On the first Thursday of every month, Seattleites flock to the streets of Pioneer Square for the city's central and oldest art walk, which offers opportunities to stroll, sip on wine, and attend as many gallery openings as possible. But, in most cases, the shows are up for longer than just one night, and the historic neighborhood is a great place to check out art any day of the year. So, below, we've compiled the most promising exhibits that are having opening receptions on September 5—complete with a Google map at the bottom. You can also find more options on our First Thursday calendar, including one-night affairs like Ian "Bub" Davis's Antiheroes and second receptions like for Girlfriends of the Guerilla Girls. For art in other neighborhoods, check out our complete visual art calendar.

Heading to Portland or Tacoma? Check out EverOut to find things to do there and in Seattle, all in one place.

Ann Leda Shapiro: Diagnosing Disasters
Acupuncturist Shapiro is not an outsider artist—she attended the San Francisco Art Institute and the University of California, Davis in the '60s—but her cut and painted works on paper have that brut but beautiful look. She combines fanciful depictions of human anatomy with equally inventive riffs on nature, animals, and microbes.
Gallery 4Culture

Coley Mixan, Liz Mputu, and Richie Brown: Re-Thinking Digital Nature
Curated by art critic, curator, and occasional Stranger contributor Leah St. Lawrence, A Digital Nature brings together three artists who explore themes of “health, humor, the body, and emotional prosperity” and our experience of “the digitized” in our daily life. Coley Mixan is a musician and an artist, creating trippy and thought-provoking work. Liz Mputu is Very Online, using digital platforms to grapple with topics like white privilege, sexuality, and digital embodiment. And Richie Brown—an animator who calls himself the hypothetical son of Walt Disney, Robert Crumb, and Andy Warhol—brings his kooky and unconventional animations to the show. JASMYNE KEIMIG

Dale Chihuly: Baskets, Persians, Macchia, and Seaforms
See works by one of the most famous glassmakers in the world, Dale Chihuly.
Vetri Gallery
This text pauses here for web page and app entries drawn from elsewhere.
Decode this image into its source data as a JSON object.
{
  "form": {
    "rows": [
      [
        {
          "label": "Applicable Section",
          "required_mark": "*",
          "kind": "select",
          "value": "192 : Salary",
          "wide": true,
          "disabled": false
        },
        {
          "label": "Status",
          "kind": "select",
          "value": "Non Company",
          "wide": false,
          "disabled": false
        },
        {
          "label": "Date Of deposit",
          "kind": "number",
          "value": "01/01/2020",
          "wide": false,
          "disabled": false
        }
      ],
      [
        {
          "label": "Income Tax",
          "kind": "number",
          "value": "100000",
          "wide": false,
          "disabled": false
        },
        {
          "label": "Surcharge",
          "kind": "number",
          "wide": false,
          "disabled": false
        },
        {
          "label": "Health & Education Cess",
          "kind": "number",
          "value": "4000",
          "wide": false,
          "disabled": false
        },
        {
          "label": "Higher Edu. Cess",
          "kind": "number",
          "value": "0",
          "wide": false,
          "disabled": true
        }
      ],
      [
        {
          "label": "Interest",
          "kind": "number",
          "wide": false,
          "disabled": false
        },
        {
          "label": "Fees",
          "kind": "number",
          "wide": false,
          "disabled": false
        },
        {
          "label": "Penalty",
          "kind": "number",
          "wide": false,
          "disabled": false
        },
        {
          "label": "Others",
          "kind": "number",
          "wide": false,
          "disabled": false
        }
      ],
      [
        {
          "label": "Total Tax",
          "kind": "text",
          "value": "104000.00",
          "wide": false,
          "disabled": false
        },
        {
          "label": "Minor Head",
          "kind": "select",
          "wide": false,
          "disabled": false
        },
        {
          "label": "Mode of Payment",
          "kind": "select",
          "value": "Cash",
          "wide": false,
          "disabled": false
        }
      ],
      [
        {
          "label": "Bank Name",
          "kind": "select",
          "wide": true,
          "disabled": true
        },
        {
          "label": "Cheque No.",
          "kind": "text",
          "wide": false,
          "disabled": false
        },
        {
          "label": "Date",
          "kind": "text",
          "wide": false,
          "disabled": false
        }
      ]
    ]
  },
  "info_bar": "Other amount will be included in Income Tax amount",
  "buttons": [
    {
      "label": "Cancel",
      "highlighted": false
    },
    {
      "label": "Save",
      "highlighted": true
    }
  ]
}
James Castle: Drawings
Castle was born deaf in 1899 and was not truly recognized for his talents until the 1950s. As a young artist, he worked with soot, spit, and homemade implements. 
Greg Kucera Gallery

Jed Dunkerley and Cable Griffith
Former Stranger critic Jen Graves has written that Dunkerley's drawings of machines erase "the nature/human binary and [replace] it with a new mixture that did not separate human activity from other processes in nature." In this series, he paints scenes wherein "technology and human ingenuity overwhelm the natural world," in the words of the gallery. Cornish professor Cable Griffith's abstract landscape paintings are similarly concerned with the melding of the natural and artificial realms.
Linda Hodges Gallery

Melinda Hurst Frye: The Forest Floor
In The Forest Floor, Hurst Frye probes the symbioses of plant and animal ground-dwellers (and subterranean creatures), using photographs and tableaux.
Core Gallery

Michael Dailey: Discoveries
Michael Dailey's absorbing, glowing abstractions play with figure/ground perception using washes of color. Jen Graves has written: "In person, Dailey's paintings glow and gleam and sparkle and transport. Their references are basic in the extreme: land, sea, and sky—mostly sky." 
Greg Kucera Gallery

Michelle Anderst: Queen Cell
Local artist Michelle Anderst returns to the gallery with a tapestry of gold and silver metallics representing the moon, the sun, and the vibration of bees. 
Mortlake & Co.

SPACEFILLER: Fantasy Parameter Spaces
For Seattle-based duo Alexander Nagy and Alexander Miller, their collective name, SPACEFILLER, is a reference to both their role as artists (one who fills space) and Conway’s Game of Life, a mathematical model. (A “spacefiller” is a pattern that wants to spread out indefinitely.) In Fantasy Parameter Spaces, the duo will be taking over the white cube and installing interactive “mini universes” that invite the viewer to “play with the parameters of algorithmic simulations in order to reveal the complicated relationship between order and chaos.” Expect light projection, sounds, sculptures, and tactile electronics. JASMYNE KEIMIG
Glass Box Gallery

Whiting Tennis: New Work
Tennis's colors cohabit uneasily, and even the symmetrical designs look unstable. He favors compositions that don't allow the gaze to rest, but jostle it from shape to shape: intestinal tangles, chaotic patchworks, smudgy mazes, indefinable objects in confrontation. But this graphic agitation also appeals to the viewer's sense of play and freedom. Far from severe, the forms he invents are variously insectoid, childlike, flailing, drooping, and prowling. JOULE ZELMAN
Greg Kucera Gallery

Heading to Portland or Tacoma? Check out EverOut to find things to do there and in Seattle, all in one place.